====== Data for processing ======

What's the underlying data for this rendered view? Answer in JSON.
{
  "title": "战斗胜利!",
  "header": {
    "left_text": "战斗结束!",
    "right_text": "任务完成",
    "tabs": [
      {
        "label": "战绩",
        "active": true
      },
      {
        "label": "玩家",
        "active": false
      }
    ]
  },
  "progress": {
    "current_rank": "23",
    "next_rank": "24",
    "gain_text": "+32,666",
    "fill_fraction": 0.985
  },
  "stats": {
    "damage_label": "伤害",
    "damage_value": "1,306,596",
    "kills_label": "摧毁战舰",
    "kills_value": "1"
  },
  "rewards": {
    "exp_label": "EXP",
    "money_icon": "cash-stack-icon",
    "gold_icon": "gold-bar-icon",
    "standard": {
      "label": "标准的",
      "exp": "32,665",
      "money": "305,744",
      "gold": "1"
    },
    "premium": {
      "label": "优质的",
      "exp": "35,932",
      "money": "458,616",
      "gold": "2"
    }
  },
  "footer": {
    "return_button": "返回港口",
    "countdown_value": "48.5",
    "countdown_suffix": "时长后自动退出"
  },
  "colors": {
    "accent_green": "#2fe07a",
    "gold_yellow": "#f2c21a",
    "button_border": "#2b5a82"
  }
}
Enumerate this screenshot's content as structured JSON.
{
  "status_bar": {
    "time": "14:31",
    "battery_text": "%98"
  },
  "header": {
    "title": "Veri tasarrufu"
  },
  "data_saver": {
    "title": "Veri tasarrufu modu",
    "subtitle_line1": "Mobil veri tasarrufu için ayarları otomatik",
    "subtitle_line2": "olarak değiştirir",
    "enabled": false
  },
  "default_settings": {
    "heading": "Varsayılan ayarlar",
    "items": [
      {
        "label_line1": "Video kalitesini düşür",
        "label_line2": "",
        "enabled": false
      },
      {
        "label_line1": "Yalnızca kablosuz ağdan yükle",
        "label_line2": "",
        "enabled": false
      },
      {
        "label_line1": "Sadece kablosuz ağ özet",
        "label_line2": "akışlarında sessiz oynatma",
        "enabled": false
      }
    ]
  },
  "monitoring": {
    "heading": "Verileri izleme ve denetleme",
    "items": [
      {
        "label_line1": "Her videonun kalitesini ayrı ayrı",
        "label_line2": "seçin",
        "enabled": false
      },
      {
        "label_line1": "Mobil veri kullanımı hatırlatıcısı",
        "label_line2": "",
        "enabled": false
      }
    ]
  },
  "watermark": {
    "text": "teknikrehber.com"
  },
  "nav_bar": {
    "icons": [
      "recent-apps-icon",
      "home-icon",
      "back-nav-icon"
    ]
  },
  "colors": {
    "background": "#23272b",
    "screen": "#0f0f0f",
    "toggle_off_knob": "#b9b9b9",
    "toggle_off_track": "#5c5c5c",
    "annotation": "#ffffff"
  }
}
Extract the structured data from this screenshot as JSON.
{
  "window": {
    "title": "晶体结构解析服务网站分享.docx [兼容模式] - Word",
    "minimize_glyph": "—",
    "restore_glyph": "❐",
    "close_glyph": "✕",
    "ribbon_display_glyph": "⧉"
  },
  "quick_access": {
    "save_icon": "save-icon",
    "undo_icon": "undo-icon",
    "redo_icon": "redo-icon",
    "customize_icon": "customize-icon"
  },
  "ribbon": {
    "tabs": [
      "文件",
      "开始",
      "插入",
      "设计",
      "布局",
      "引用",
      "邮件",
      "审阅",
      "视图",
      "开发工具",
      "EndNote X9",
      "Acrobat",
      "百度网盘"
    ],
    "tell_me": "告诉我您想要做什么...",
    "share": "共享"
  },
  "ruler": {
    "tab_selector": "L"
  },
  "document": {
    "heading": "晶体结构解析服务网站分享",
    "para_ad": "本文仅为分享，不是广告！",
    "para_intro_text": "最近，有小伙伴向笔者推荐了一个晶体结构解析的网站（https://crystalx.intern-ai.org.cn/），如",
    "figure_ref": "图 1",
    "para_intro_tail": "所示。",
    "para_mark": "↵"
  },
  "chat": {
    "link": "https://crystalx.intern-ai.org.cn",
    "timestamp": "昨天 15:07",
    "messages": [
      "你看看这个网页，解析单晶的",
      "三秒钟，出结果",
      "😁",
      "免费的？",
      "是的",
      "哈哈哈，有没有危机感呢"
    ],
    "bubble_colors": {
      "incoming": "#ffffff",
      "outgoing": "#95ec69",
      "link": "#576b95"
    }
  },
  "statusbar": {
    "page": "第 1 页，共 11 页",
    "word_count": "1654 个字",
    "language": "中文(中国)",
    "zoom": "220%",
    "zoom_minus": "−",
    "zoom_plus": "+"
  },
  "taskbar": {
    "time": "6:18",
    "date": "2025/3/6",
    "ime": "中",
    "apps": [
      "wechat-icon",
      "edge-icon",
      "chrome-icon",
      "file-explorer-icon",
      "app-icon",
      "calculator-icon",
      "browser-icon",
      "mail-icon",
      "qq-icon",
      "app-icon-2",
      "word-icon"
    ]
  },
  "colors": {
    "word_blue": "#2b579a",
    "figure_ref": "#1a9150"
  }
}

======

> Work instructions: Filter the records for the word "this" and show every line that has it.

> Answer below:
What's the underlying data for this rendered view? Answer in JSON.
Enumerate this screenshot's content as structured JSON.
Extract the structured data from this screenshot as JSON.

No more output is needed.